Above is a weekend project visualizing data from Logstash and Elasticsearch using Web Augmented Reality.
According to many on the web working with Virtual Reality (VR) and Augmented Reality (AR) technologies, something big is about to happen. With the upcoming release of a number of gaming head mounted display (HMD) units  and a cool AR demo from Microsoft at this year’s E3.  This is going to cause a lot of attention and investment in VR/AR. This tech has been around in research spaces for a while, see the 1985 NASA HMD below, but I agree that a perfect storm is coming.
The thing that is different is that the devices necessary to do the processing necessary for 3D and video capture are getting smaller and more affordable. It’s the same movement that’s causing wearables to get so much attention. There may not be a practical consumer application for VR/AR beyond video games right now, but it may be coming. All it will take is one killer app, and I suspect every kid in the world is going to want AR googles that fit that fancy Android / iOS computer they carry around with them everywhere.
One of the potential uses for AR I see is collaborative data visualization. Imagine standing around a table with tablets virtually “projecting” a map or a graph onto a conference room table. Becuase augmented reality can have a 1:1 spatial mapping with the real world, actions like pointing with your real hand at something work just fine as long as everyone in the room has a tablet, phone, HMD, or a conference room camera system for the benefit of those telecon’ed in.
The challenge here, as is often the case when personal “bring your own device” is being leveraged to speed our transition to a shared immersive world, is making use of the tech already in consumers hands and standards. Both Android and iOS devices are capbable of making native applications that do AR; however, the build-once run everywhere framework promise always breaks down somewhere along the line and the people I’m talking to tell me that that line is VR/AR. This is where web technolgies can come to the rescue. Google cardboard has shown us that web browsers (now both on Android and iOS) are perfectly capable of rending a partial VR experience in mobile browswer (no head tracking). The only thing left for collaboration is true integration of the forward (outward) facing camera. Two points I’d like to make here:
1) I really like the approach put forward by Boris Smus of Google on Responsive VR. His WebVR boilerplate code is a great way of hosting one VR enabled site that gracefully transitions from desktop, to mobile touch screent, to stereoscopic VR the same way responsive web layout tools do. 

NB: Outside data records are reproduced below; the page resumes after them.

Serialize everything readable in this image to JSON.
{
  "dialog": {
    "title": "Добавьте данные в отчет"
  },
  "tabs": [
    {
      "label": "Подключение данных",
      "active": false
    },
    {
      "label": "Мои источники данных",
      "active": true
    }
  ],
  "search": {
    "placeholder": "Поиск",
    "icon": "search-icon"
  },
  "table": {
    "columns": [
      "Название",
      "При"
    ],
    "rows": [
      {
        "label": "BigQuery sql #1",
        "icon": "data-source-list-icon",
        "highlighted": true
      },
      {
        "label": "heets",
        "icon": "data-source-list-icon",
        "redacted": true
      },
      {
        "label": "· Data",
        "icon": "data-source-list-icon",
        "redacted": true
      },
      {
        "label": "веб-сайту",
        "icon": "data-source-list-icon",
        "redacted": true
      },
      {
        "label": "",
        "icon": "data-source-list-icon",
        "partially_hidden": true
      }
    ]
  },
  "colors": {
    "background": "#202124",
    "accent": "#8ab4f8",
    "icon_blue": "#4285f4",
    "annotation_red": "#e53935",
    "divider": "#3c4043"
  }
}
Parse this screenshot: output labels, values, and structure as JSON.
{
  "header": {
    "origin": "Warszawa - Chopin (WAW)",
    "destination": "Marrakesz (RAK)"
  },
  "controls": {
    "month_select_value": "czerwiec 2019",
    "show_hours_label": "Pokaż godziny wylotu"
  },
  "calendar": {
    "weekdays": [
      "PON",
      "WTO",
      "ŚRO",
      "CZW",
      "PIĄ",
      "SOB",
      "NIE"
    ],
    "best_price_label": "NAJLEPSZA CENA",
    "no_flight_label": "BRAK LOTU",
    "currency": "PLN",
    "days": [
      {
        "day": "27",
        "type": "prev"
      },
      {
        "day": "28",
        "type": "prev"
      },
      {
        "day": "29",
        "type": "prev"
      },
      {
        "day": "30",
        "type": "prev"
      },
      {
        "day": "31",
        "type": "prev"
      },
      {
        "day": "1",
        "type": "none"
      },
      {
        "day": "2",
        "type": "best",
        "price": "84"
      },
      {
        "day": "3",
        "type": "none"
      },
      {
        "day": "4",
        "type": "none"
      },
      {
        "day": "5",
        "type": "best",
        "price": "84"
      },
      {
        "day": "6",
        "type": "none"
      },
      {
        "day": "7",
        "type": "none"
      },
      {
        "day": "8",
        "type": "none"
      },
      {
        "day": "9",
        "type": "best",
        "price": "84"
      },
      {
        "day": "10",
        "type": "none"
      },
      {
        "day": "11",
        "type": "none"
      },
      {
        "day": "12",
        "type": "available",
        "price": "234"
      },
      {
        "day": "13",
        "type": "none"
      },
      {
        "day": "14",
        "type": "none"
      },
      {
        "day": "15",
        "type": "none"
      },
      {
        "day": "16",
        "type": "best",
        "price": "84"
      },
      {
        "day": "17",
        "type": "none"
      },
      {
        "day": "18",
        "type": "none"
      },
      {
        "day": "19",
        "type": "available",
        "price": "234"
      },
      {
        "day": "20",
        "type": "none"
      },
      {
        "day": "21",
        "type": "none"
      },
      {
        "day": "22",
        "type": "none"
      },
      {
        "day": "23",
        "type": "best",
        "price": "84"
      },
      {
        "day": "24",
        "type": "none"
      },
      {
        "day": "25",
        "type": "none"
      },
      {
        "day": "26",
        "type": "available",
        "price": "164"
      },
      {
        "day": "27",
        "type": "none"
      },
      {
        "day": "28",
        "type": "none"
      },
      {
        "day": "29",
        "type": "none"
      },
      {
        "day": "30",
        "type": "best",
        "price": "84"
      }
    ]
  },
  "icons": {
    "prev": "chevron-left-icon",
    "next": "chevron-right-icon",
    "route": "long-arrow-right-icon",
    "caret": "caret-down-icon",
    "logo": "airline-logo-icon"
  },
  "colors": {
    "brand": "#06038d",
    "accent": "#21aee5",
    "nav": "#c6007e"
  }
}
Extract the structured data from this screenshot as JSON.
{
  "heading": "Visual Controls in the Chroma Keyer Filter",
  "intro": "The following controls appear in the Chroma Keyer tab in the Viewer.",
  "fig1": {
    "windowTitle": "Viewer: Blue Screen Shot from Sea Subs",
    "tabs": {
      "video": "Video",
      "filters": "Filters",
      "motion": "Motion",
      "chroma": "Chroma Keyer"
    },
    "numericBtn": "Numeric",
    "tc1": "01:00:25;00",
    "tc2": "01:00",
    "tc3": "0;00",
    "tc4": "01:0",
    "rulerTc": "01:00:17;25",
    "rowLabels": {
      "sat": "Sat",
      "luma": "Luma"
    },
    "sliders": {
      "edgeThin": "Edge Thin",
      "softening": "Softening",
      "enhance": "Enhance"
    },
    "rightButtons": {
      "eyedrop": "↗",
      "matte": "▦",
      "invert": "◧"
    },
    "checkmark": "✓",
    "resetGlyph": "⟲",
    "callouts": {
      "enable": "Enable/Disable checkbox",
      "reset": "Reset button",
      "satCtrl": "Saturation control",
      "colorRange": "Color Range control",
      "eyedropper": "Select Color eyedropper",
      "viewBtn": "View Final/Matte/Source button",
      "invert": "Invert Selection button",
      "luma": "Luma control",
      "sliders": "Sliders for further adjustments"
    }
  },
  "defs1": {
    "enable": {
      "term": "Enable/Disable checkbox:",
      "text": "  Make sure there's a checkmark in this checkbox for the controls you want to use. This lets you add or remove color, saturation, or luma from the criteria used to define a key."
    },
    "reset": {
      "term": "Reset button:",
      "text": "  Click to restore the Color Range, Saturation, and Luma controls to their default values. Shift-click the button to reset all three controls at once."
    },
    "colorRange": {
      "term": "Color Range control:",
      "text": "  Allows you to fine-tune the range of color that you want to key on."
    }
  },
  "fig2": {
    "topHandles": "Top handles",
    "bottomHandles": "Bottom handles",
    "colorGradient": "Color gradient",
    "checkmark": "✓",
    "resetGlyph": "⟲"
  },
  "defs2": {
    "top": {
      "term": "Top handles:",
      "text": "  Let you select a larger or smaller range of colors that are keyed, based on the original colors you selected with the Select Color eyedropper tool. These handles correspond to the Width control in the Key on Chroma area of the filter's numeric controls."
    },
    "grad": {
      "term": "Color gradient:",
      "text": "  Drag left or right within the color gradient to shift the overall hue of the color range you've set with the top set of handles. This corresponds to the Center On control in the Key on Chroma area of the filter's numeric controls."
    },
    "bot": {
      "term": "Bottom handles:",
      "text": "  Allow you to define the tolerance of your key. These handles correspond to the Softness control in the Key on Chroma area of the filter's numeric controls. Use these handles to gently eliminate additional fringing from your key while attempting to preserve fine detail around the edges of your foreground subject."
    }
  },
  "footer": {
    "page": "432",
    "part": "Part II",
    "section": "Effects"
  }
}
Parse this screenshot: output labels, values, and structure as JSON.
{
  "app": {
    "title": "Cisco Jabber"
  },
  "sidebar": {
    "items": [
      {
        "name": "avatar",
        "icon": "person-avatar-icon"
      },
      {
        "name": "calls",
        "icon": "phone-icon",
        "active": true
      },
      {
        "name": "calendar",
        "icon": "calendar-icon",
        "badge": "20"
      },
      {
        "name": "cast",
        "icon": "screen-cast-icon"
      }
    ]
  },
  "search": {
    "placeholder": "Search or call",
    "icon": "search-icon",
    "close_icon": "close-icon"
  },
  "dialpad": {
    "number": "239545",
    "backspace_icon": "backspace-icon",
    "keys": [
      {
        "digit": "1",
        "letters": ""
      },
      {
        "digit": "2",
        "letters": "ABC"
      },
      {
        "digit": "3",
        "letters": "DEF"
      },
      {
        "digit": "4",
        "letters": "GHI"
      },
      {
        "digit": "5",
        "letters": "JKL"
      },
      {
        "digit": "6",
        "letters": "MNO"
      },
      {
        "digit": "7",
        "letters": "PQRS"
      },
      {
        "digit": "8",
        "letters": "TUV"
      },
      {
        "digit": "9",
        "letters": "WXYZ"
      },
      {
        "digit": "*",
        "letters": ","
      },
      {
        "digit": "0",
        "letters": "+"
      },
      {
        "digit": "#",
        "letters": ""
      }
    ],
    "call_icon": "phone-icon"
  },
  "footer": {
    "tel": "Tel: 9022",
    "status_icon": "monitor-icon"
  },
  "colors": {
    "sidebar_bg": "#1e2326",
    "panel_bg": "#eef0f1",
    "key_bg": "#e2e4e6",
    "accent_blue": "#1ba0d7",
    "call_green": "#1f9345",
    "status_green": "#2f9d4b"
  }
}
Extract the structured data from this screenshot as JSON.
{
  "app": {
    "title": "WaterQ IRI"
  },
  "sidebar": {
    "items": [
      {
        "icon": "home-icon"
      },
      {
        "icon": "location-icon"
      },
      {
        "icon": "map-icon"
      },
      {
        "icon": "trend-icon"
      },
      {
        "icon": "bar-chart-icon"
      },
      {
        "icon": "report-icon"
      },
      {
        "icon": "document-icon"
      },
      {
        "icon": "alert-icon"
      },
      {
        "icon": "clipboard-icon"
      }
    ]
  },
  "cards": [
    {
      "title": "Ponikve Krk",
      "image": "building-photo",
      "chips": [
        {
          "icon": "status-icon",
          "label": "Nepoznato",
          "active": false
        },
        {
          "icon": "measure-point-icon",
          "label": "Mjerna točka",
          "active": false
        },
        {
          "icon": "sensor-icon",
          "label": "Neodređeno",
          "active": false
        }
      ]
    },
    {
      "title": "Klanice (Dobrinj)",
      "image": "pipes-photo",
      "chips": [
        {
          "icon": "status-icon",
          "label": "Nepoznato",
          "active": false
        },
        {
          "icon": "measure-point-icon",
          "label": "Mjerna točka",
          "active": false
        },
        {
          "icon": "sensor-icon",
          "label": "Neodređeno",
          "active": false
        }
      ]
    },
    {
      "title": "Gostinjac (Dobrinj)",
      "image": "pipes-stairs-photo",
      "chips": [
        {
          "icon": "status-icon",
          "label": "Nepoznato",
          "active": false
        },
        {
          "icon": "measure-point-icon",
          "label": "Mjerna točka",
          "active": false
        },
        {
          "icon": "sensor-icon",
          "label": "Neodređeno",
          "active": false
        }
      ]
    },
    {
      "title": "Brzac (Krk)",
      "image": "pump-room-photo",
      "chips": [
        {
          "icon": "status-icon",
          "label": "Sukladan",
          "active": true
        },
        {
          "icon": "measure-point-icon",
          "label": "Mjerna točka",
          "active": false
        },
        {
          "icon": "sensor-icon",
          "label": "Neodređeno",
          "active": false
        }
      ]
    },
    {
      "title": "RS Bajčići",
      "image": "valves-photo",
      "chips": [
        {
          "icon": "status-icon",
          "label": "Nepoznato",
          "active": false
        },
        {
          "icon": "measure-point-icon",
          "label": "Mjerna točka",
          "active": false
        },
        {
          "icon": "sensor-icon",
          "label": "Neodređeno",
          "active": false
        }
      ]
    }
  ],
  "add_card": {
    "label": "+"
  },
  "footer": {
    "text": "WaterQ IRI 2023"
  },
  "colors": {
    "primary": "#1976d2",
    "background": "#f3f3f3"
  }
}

2) It is so rediculously frustrating that iOS doesn’t support the HTML5 standards for pulling webcamera data from within their embedded browser. If they did that, universal WebAR would probably already be here. 
I’ll keep working on this to make it more demo ready, but it’s going to stay a toy for a while (My code: ). Special thanks to jeromeetienne for the excellent examples, sample code, and Threex library.